Roosevelt said, "The third [freedom] is freedom from want...everywhere in the world. The fourth freedom is freedom from fear...anywhere in the world."

Those promises were unrealistic and unconstitutional, said Bork.

"It's the 'want' and 'fear' that struck me as odd," Bork told "There's no way the government can guarantee that."

The words "rights" and "freedoms" have been gradually redefined since the Roosevelt speech, said Johnston. "Really what we've gotten to is that we've redefined 'rights' - the term 'rights' - into 'Whatever I want to do, I have the right to do.'"

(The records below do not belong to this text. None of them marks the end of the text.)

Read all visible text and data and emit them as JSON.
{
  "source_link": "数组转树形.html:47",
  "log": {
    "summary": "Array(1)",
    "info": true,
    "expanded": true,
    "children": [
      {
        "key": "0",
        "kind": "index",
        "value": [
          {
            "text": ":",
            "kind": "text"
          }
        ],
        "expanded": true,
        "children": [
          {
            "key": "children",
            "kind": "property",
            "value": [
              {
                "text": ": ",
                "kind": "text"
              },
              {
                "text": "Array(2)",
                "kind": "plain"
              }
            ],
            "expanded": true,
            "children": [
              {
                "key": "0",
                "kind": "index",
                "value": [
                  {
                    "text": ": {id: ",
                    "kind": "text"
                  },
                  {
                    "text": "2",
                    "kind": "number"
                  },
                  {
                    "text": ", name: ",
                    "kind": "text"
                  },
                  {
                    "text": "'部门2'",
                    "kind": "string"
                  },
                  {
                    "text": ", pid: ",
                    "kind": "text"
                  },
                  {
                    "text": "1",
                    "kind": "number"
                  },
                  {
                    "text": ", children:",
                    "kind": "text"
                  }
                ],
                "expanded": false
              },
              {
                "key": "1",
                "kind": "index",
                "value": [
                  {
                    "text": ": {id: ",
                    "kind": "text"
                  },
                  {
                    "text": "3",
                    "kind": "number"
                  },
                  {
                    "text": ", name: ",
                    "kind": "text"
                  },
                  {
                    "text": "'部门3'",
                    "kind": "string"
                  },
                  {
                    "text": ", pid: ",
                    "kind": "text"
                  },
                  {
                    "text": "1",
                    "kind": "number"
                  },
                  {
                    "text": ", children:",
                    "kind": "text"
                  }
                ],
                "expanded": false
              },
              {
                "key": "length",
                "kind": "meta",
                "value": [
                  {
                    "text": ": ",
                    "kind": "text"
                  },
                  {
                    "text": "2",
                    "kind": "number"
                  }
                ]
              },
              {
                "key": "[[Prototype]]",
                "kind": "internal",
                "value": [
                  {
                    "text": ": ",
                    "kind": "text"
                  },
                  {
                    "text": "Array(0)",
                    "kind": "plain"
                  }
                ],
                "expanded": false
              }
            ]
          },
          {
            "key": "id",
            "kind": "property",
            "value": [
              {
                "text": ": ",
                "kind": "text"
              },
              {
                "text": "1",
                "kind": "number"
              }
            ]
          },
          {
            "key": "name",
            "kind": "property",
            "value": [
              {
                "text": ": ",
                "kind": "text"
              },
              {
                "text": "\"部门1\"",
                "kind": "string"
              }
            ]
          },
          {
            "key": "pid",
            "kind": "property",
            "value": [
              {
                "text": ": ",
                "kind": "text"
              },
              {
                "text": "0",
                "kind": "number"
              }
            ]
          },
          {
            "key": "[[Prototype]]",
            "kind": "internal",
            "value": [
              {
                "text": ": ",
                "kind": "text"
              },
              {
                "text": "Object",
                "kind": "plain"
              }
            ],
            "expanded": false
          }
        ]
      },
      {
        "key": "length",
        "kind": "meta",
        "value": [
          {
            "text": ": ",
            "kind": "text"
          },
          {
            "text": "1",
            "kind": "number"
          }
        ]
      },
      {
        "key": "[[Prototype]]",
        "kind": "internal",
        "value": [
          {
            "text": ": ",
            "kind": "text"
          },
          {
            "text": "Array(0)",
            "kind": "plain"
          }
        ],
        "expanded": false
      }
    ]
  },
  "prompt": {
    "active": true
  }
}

The homosexual rights movement, says Johnston, represents the first time in American history that a particular behavior has been defined as a right. "The only other close exception would be the right to religious expression. But even that ultimately is not rooted in a behavior. It's rooted in a core belief."

'Rights' Activists Abound

Leading the fight for a diverse hodgepodge of 'rights' such as gay rights, environmental rights, animal rights, women's rights, workers rights, etc. are professional activists such as John Sellers, who directs the Ruckus Society in Berkeley, California.

The Ruckus Society was involved in the protests in Seattle, and later in Washington, DC, against the World Bank and the World Trade Organization, and, according to Sellers, is training non-violent demonstrators to protest at both the Democratic and Republican national conventions in August.

"I'm a professional, strategic hell raiser," Sellers told

"We have a full blown training camp in LA, actually in Malibu, leading up to the DNC," said Sellers. "And then we have a three-day, kind of inner-city action prep that we're co-sponsoring with Act-Up Philly, and Kensington Welfare Rights Association."

Sellers said he considers himself non-political and is more concerned with "a moral kind of code" that he says "takes precedence over a lot of, you know, the legal and legislative morality that is often letting people down." He added that he was not very familiar with FDR's Four Freedoms speech, or the Bill of Rights, but he admired Thomas Paine, the Revolutionary War patriot whose pamphlet Common Sense helped launch that revolution.